╔══
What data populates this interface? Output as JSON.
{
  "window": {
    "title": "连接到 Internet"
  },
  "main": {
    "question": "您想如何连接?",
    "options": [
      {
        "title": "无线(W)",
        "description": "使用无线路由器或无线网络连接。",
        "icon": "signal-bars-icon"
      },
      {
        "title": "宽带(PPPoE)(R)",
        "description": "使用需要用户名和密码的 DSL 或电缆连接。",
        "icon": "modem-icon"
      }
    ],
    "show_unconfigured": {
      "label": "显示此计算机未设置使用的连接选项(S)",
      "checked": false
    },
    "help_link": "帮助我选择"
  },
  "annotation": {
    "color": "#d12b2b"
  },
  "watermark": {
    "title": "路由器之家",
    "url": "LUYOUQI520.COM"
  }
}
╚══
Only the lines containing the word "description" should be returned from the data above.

        "description": "使用无线路由器或无线网络连接。",
        "description": "使用需要用户名和密码的 DSL 或电缆连接。",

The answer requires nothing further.